Thanks for all the information, it's all new for me and very interesting!

I handed in and got back my first film from it today, and it was much better than I predicted! I was expecting most to be out of focus, overexposed, underexposed, dodgy colour, all of the above, and nothing at all! But I'm quite pleased with some of the results, so I might stick with it!

Just wondering, is there a cheaper way to have films developed, other than doing it yourself? I paid just over £6 for an hour developing.


Active Member
Jacqueline, the other factors were uncertain to be sure, but as it is an SLR and you can see how well it is focussed in the viewfinder before you take the photo then I would hope that the level of focus in your photos would not be a surprise!!

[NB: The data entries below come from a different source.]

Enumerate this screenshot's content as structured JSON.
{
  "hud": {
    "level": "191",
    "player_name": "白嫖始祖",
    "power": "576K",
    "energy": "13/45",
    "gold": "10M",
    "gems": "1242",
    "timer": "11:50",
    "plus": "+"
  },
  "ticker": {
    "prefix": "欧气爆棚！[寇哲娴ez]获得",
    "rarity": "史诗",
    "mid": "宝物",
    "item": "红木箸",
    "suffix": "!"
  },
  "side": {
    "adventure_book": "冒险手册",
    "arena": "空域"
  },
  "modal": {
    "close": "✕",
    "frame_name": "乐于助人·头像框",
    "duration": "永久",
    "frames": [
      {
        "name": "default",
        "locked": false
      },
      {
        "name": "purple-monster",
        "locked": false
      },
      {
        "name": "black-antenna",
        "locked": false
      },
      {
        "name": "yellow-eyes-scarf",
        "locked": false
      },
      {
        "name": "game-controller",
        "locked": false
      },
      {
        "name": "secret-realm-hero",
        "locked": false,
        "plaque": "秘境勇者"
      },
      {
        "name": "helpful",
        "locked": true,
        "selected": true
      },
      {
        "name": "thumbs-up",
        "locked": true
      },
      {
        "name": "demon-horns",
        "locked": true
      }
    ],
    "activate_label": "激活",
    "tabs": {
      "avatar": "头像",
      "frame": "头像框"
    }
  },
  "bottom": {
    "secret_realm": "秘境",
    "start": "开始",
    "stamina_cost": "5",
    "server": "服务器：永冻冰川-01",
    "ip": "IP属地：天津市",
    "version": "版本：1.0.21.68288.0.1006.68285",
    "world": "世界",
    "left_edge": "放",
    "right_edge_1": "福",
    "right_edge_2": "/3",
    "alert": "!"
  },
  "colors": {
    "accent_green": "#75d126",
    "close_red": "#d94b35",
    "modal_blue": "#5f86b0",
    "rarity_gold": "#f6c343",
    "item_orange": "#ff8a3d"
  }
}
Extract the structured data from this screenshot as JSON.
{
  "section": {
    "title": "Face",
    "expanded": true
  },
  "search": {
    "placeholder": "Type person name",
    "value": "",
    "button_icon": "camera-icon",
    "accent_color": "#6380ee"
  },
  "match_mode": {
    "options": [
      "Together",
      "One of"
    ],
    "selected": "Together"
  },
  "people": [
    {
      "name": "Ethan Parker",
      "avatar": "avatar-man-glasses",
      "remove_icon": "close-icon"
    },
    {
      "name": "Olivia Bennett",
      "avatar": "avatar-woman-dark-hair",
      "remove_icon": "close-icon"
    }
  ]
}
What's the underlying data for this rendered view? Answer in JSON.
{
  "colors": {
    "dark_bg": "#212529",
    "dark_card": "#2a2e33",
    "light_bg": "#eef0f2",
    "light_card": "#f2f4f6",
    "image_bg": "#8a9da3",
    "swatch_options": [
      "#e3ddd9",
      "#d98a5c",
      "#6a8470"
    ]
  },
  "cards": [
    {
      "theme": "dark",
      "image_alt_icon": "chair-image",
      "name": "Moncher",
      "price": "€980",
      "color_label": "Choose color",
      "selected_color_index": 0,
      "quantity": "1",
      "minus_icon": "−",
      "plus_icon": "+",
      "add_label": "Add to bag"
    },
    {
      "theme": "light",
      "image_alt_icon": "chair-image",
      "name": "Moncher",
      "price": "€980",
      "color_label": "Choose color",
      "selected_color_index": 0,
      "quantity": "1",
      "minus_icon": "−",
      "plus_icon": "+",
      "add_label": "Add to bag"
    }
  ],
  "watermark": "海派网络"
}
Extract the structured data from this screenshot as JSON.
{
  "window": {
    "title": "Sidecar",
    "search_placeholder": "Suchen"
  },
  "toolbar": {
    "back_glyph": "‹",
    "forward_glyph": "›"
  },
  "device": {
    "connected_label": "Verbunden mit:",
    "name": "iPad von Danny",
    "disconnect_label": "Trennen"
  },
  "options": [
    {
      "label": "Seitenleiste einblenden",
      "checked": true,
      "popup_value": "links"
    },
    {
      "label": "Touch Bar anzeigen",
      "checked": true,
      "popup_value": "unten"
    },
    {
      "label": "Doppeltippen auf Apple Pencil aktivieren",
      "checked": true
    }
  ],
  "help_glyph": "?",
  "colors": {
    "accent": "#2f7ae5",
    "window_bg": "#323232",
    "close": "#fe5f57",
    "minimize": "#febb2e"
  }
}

Well-Known Member
Jacqueline, regarding processing film, I am in the U.S., so I don't know what you have available there. Here the cheapest places to do it are at large discount stores (Walmart, Kmart, etc.). Drugstores (chemists) and supermarkets are probably a little higher and of course camera dealers charge even more (but probably offer more quality and even some custom processing options). Also, sometimes the cheapest way used to be by mailing the film to a processor. There used to be cheap mail order envelopes in magazines. I remember trying it once and got acceptable results.